What you give back should match the records word for word.

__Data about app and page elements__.
:::::

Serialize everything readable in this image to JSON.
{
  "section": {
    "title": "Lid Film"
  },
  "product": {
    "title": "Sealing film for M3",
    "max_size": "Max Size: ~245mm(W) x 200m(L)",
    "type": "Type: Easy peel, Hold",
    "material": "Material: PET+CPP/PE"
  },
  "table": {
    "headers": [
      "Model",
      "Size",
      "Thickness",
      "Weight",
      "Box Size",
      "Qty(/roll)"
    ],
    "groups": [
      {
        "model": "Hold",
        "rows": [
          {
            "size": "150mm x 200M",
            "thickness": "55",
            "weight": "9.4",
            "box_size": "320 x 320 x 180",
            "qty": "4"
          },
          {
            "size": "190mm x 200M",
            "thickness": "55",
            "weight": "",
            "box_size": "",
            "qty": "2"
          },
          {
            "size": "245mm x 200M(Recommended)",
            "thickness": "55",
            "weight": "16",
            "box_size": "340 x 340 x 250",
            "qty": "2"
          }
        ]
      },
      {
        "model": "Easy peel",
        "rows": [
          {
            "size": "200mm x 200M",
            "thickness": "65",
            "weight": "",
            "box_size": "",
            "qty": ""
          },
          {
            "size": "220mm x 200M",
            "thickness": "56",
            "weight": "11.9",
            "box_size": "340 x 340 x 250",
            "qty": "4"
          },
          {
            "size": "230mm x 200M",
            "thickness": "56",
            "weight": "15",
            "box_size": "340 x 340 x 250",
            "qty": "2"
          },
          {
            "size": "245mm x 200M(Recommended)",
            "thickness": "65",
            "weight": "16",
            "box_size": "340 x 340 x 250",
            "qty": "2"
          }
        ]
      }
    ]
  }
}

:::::

__SOLVED EXERCISE__.
Serialize everything readable in this image to JSON.
{
  "section": {
    "title": "Lid Film"
  },
  "product": {
    "title": "Sealing film for M3",
    "max_size": "Max Size: ~245mm(W) x 200m(L)",
    "type": "Type: Easy peel, Hold",
    "material": "Material: PET+CPP/PE"
  },
  "table": {
    "headers": [
      "Model",
      "Size",
      "Thickness",
      "Weight",
      "Box Size",
      "Qty(/roll)"
    ],
    "groups": [
      {
        "model": "Hold",
        "rows": [
          {
            "size": "150mm x 200M",
            "thickness": "55",
            "weight": "9.4",
            "box_size": "320 x 320 x 180",
            "qty": "4"
          },
          {
            "size": "190mm x 200M",
            "thickness": "55",
            "weight": "",
            "box_size": "",
            "qty": "2"
          },
          {
            "size": "245mm x 200M(Recommended)",
            "thickness": "55",
            "weight": "16",
            "box_size": "340 x 340 x 250",
            "qty": "2"
          }
        ]
      },
      {
        "model": "Easy peel",
        "rows": [
          {
            "size": "200mm x 200M",
            "thickness": "65",
            "weight": "",
            "box_size": "",
            "qty": ""
          },
          {
            "size": "220mm x 200M",
            "thickness": "56",
            "weight": "11.9",
            "box_size": "340 x 340 x 250",
            "qty": "4"
          },
          {
            "size": "230mm x 200M",
            "thickness": "56",
            "weight": "15",
            "box_size": "340 x 340 x 250",
            "qty": "2"
          },
          {
            "size": "245mm x 200M(Recommended)",
            "thickness": "65",
            "weight": "16",
            "box_size": "340 x 340 x 250",
            "qty": "2"
          }
        ]
      }
    ]
  }
}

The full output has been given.